#### EXERCISE DETAILS
Leave out the pictures and give back all the entries exactly as written.

#### SUPPLIED MATERIAL
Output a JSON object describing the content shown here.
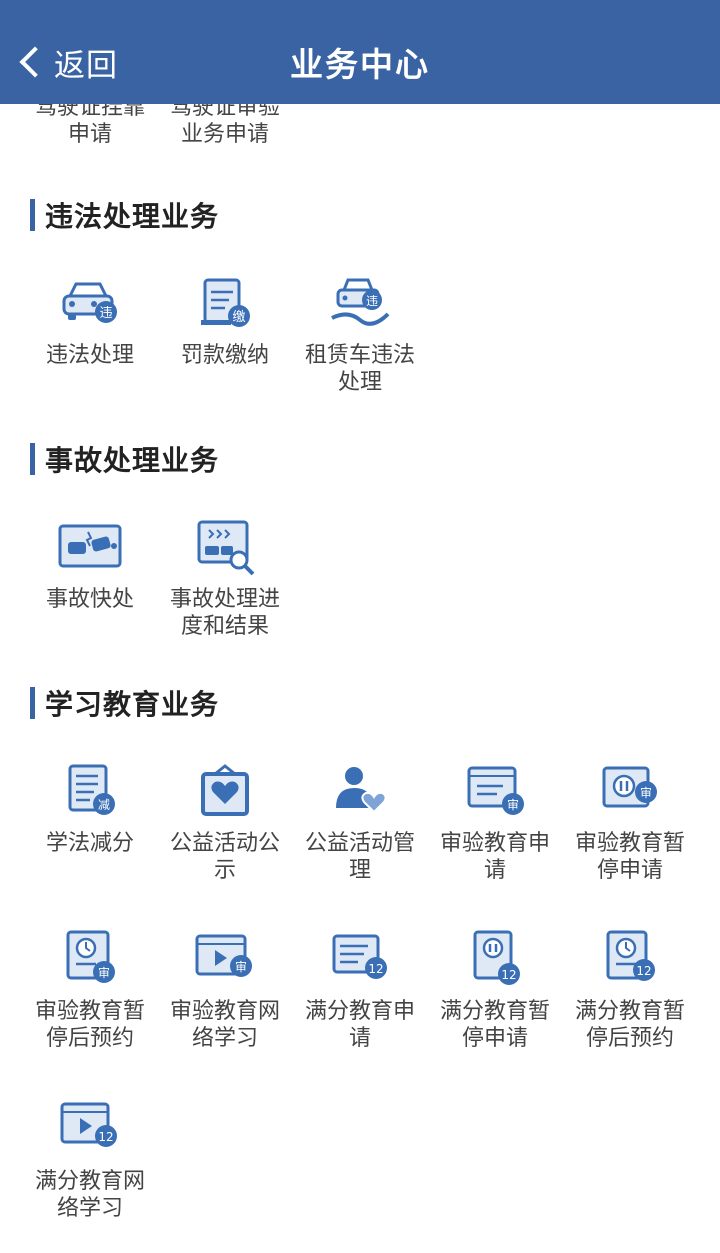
{
  "header": {
    "back_label": "返回",
    "title": "业务中心"
  },
  "colors": {
    "header_bg": "#3a63a3",
    "accent": "#3a63a3",
    "icon_primary": "#3a6fb5"
  },
  "partial_items": [
    {
      "label": "驾驶证挂靠申请",
      "icon": "license-icon"
    },
    {
      "label": "驾驶证审验业务申请",
      "icon": "license-review-icon"
    }
  ],
  "sections": [
    {
      "title": "违法处理业务",
      "items": [
        {
          "label": "违法处理",
          "icon": "car-violation-icon",
          "badge": "违"
        },
        {
          "label": "罚款缴纳",
          "icon": "fine-payment-icon",
          "badge": "缴"
        },
        {
          "label": "租赁车违法处理",
          "icon": "rental-car-violation-icon",
          "badge": "违"
        }
      ]
    },
    {
      "title": "事故处理业务",
      "items": [
        {
          "label": "事故快处",
          "icon": "accident-quick-icon"
        },
        {
          "label": "事故处理进度和结果",
          "icon": "accident-progress-icon"
        }
      ]
    },
    {
      "title": "学习教育业务",
      "items": [
        {
          "label": "学法减分",
          "icon": "study-deduct-icon",
          "badge": "减"
        },
        {
          "label": "公益活动公示",
          "icon": "charity-notice-icon"
        },
        {
          "label": "公益活动管理",
          "icon": "charity-manage-icon"
        },
        {
          "label": "审验教育申请",
          "icon": "review-edu-apply-icon",
          "badge": "审"
        },
        {
          "label": "审验教育暂停申请",
          "icon": "review-edu-pause-icon",
          "badge": "审"
        },
        {
          "label": "审验教育暂停后预约",
          "icon": "review-edu-reserve-icon",
          "badge": "审"
        },
        {
          "label": "审验教育网络学习",
          "icon": "review-edu-online-icon",
          "badge": "审"
        },
        {
          "label": "满分教育申请",
          "icon": "full-score-apply-icon",
          "badge": "12"
        },
        {
          "label": "满分教育暂停申请",
          "icon": "full-score-pause-icon",
          "badge": "12"
        },
        {
          "label": "满分教育暂停后预约",
          "icon": "full-score-reserve-icon",
          "badge": "12"
        },
        {
          "label": "满分教育网络学习",
          "icon": "full-score-online-icon",
          "badge": "12"
        }
      ]
    }
  ]
}
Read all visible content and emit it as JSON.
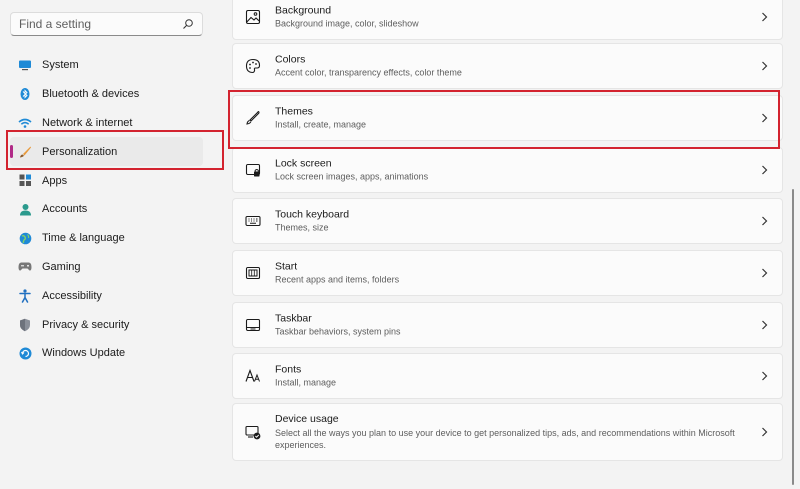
{
  "search": {
    "placeholder": "Find a setting"
  },
  "sidebar": {
    "items": [
      {
        "label": "System",
        "icon": "system-icon"
      },
      {
        "label": "Bluetooth & devices",
        "icon": "bluetooth-icon"
      },
      {
        "label": "Network & internet",
        "icon": "network-icon"
      },
      {
        "label": "Personalization",
        "icon": "personalization-icon",
        "active": true
      },
      {
        "label": "Apps",
        "icon": "apps-icon"
      },
      {
        "label": "Accounts",
        "icon": "accounts-icon"
      },
      {
        "label": "Time & language",
        "icon": "time-language-icon"
      },
      {
        "label": "Gaming",
        "icon": "gaming-icon"
      },
      {
        "label": "Accessibility",
        "icon": "accessibility-icon"
      },
      {
        "label": "Privacy & security",
        "icon": "privacy-icon"
      },
      {
        "label": "Windows Update",
        "icon": "windows-update-icon"
      }
    ]
  },
  "cards": [
    {
      "title": "Background",
      "subtitle": "Background image, color, slideshow",
      "icon": "background-icon"
    },
    {
      "title": "Colors",
      "subtitle": "Accent color, transparency effects, color theme",
      "icon": "palette-icon"
    },
    {
      "title": "Themes",
      "subtitle": "Install, create, manage",
      "icon": "brush-icon"
    },
    {
      "title": "Lock screen",
      "subtitle": "Lock screen images, apps, animations",
      "icon": "lock-screen-icon"
    },
    {
      "title": "Touch keyboard",
      "subtitle": "Themes, size",
      "icon": "keyboard-icon"
    },
    {
      "title": "Start",
      "subtitle": "Recent apps and items, folders",
      "icon": "start-icon"
    },
    {
      "title": "Taskbar",
      "subtitle": "Taskbar behaviors, system pins",
      "icon": "taskbar-icon"
    },
    {
      "title": "Fonts",
      "subtitle": "Install, manage",
      "icon": "fonts-icon"
    },
    {
      "title": "Device usage",
      "subtitle": "Select all the ways you plan to use your device to get personalized tips, ads, and recommendations within Microsoft experiences.",
      "icon": "device-usage-icon"
    }
  ],
  "colors": {
    "accent": "#b02a86",
    "highlight": "#d3232f"
  }
}
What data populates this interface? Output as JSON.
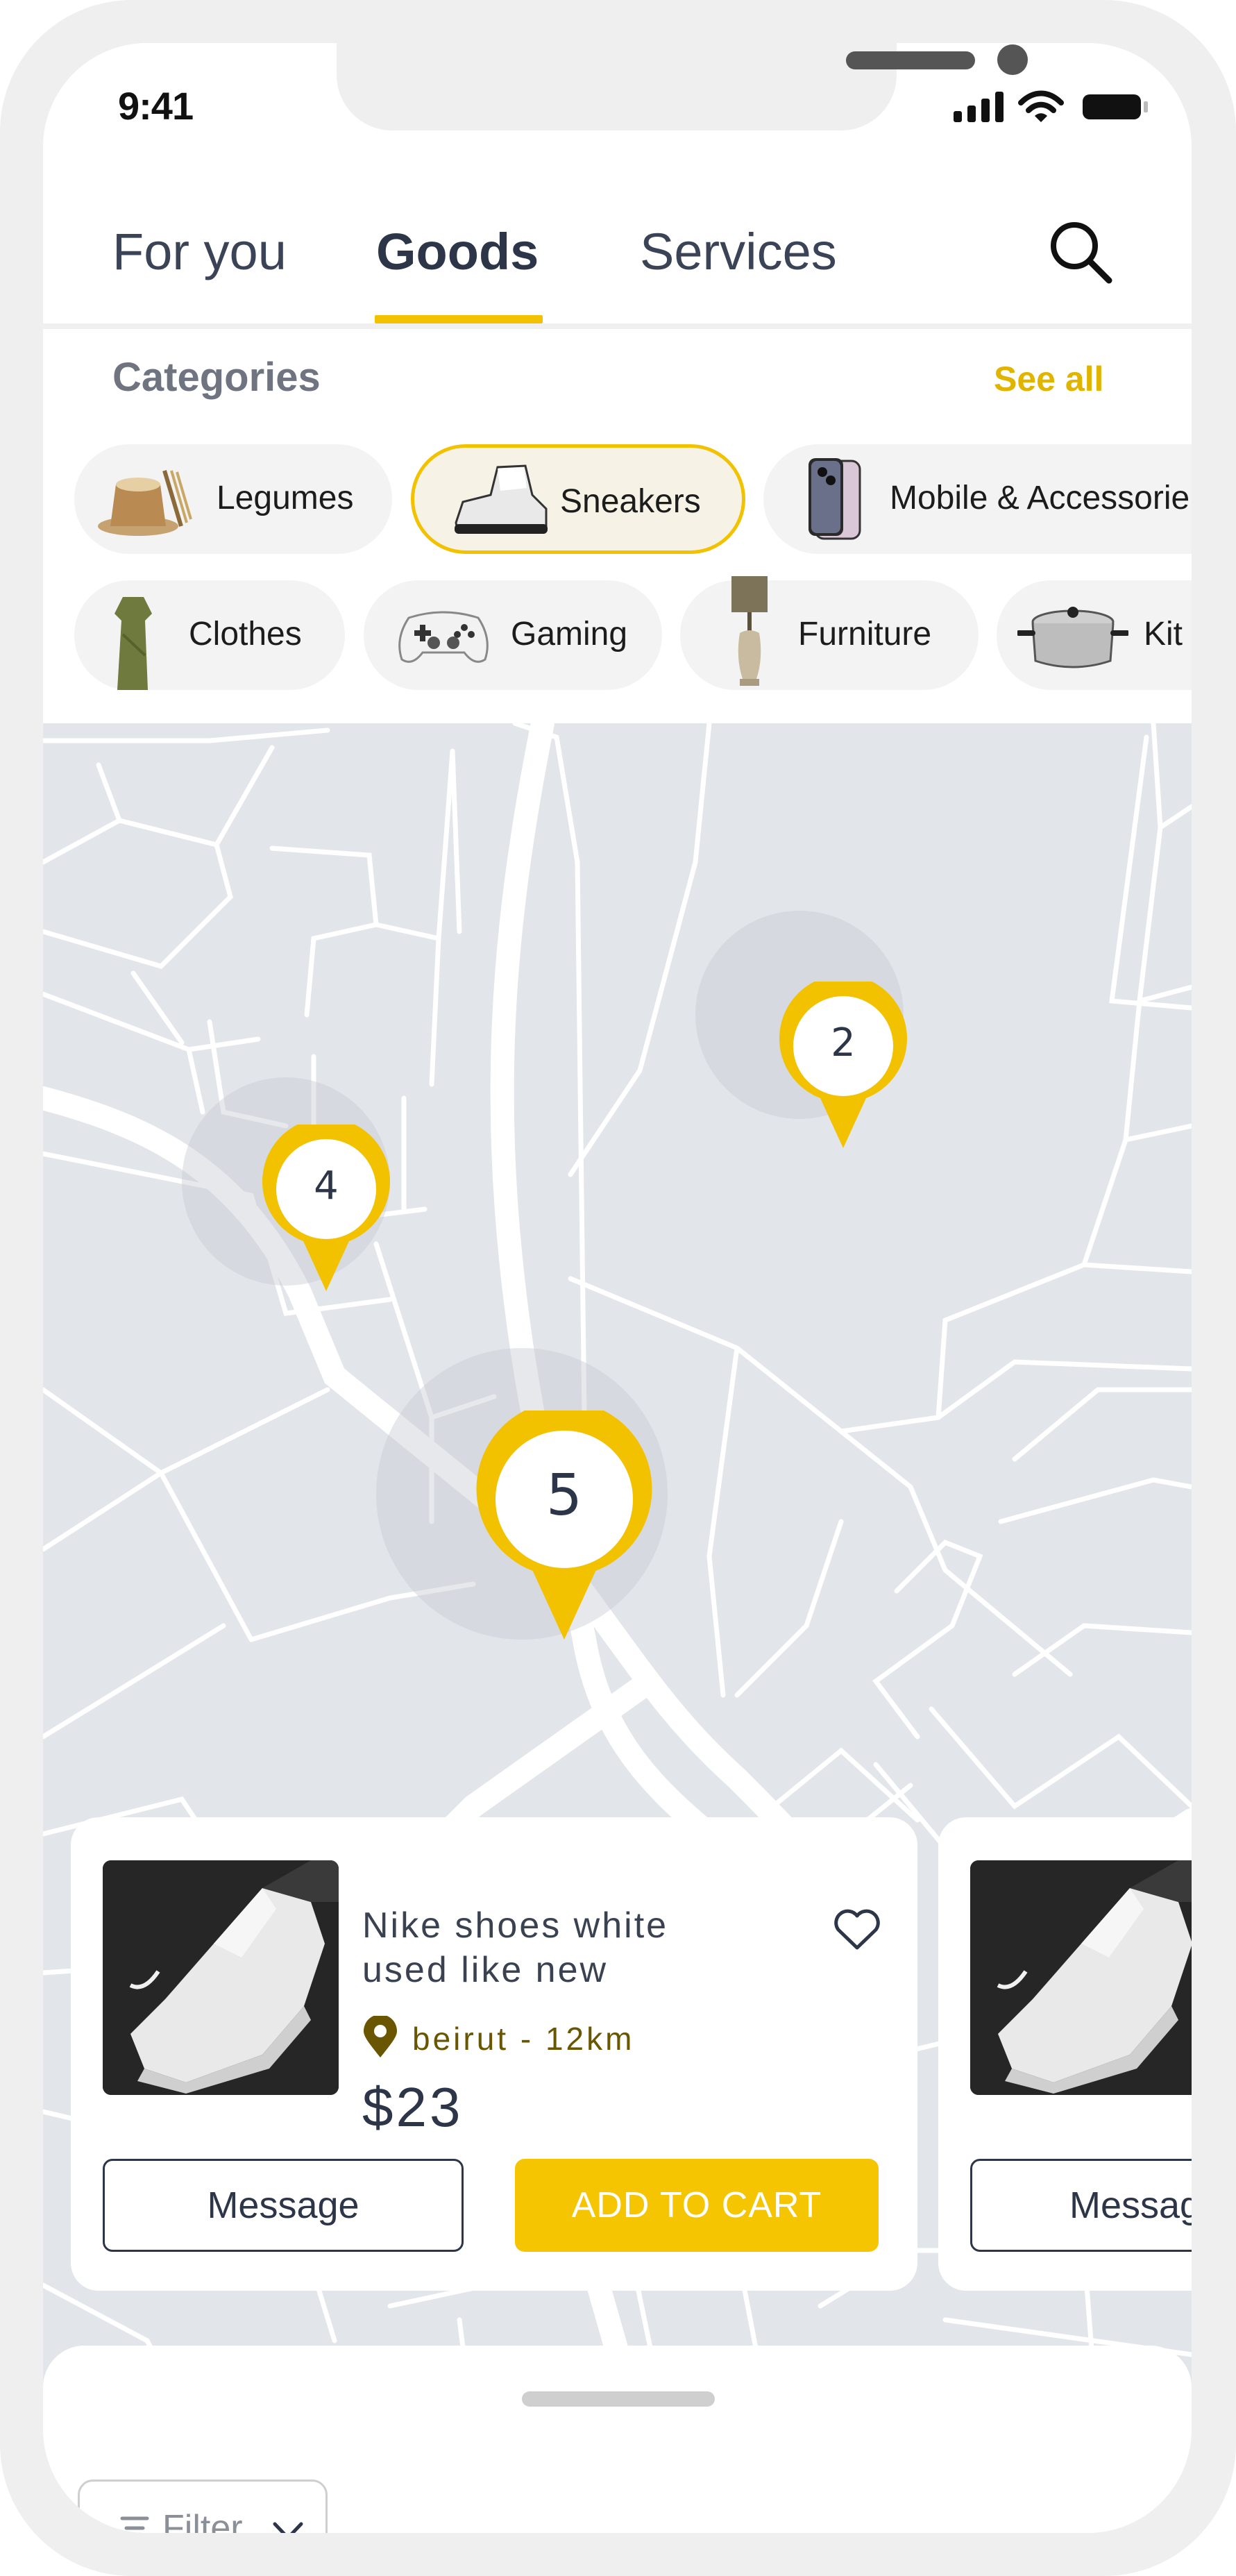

#### TASK OUTPUT
Output a JSON object describing the content shown here.
{
  "header": {
    "back_label": "返回",
    "title": "业务中心"
  },
  "colors": {
    "header_bg": "#3a63a3",
    "accent": "#3a63a3",
    "icon_primary": "#3a6fb5"
  },
  "partial_items": [
    {
      "label": "驾驶证挂靠申请",
      "icon": "license-icon"
    },
    {
      "label": "驾驶证审验业务申请",
      "icon": "license-review-icon"
    }
  ],
  "sections": [
    {
      "title": "违法处理业务",
      "items": [
        {
          "label": "违法处理",
          "icon": "car-violation-icon",
          "badge": "违"
        },
        {
          "label": "罚款缴纳",
          "icon": "fine-payment-icon",
          "badge": "缴"
        },
        {
          "label": "租赁车违法处理",
          "icon": "rental-car-violation-icon",
          "badge": "违"
        }
      ]
    },
    {
      "title": "事故处理业务",
      "items": [
        {
          "label": "事故快处",
          "icon": "accident-quick-icon"
        },
        {
          "label": "事故处理进度和结果",
          "icon": "accident-progress-icon"
        }
      ]
    },
    {
      "title": "学习教育业务",
      "items": [
        {
          "label": "学法减分",
          "icon": "study-deduct-icon",
          "badge": "减"
        },
        {
          "label": "公益活动公示",
          "icon": "charity-notice-icon"
        },
        {
          "label": "公益活动管理",
          "icon": "charity-manage-icon"
        },
        {
          "label": "审验教育申请",
          "icon": "review-edu-apply-icon",
          "badge": "审"
        },
        {
          "label": "审验教育暂停申请",
          "icon": "review-edu-pause-icon",
          "badge": "审"
        },
        {
          "label": "审验教育暂停后预约",
          "icon": "review-edu-reserve-icon",
          "badge": "审"
        },
        {
          "label": "审验教育网络学习",
          "icon": "review-edu-online-icon",
          "badge": "审"
        },
        {
          "label": "满分教育申请",
          "icon": "full-score-apply-icon",
          "badge": "12"
        },
        {
          "label": "满分教育暂停申请",
          "icon": "full-score-pause-icon",
          "badge": "12"
        },
        {
          "label": "满分教育暂停后预约",
          "icon": "full-score-reserve-icon",
          "badge": "12"
        },
        {
          "label": "满分教育网络学习",
          "icon": "full-score-online-icon",
          "badge": "12"
        }
      ]
    }
  ]
}
Read all visible content and emit it as JSON.
{
  "search": {
    "placeholder": "Find a setting"
  },
  "sidebar": {
    "items": [
      {
        "label": "System",
        "icon": "system-icon"
      },
      {
        "label": "Bluetooth & devices",
        "icon": "bluetooth-icon"
      },
      {
        "label": "Network & internet",
        "icon": "network-icon"
      },
      {
        "label": "Personalization",
        "icon": "personalization-icon",
        "active": true
      },
      {
        "label": "Apps",
        "icon": "apps-icon"
      },
      {
        "label": "Accounts",
        "icon": "accounts-icon"
      },
      {
        "label": "Time & language",
        "icon": "time-language-icon"
      },
      {
        "label": "Gaming",
        "icon": "gaming-icon"
      },
      {
        "label": "Accessibility",
        "icon": "accessibility-icon"
      },
      {
        "label": "Privacy & security",
        "icon": "privacy-icon"
      },
      {
        "label": "Windows Update",
        "icon": "windows-update-icon"
      }
    ]
  },
  "cards": [
    {
      "title": "Background",
      "subtitle": "Background image, color, slideshow",
      "icon": "background-icon"
    },
    {
      "title": "Colors",
      "subtitle": "Accent color, transparency effects, color theme",
      "icon": "palette-icon"
    },
    {
      "title": "Themes",
      "subtitle": "Install, create, manage",
      "icon": "brush-icon"
    },
    {
      "title": "Lock screen",
      "subtitle": "Lock screen images, apps, animations",
      "icon": "lock-screen-icon"
    },
    {
      "title": "Touch keyboard",
      "subtitle": "Themes, size",
      "icon": "keyboard-icon"
    },
    {
      "title": "Start",
      "subtitle": "Recent apps and items, folders",
      "icon": "start-icon"
    },
    {
      "title": "Taskbar",
      "subtitle": "Taskbar behaviors, system pins",
      "icon": "taskbar-icon"
    },
    {
      "title": "Fonts",
      "subtitle": "Install, manage",
      "icon": "fonts-icon"
    },
    {
      "title": "Device usage",
      "subtitle": "Select all the ways you plan to use your device to get personalized tips, ads, and recommendations within Microsoft experiences.",
      "icon": "device-usage-icon"
    }
  ],
  "colors": {
    "accent": "#b02a86",
    "highlight": "#d3232f"
  }
}
What data populates this interface? Output as JSON.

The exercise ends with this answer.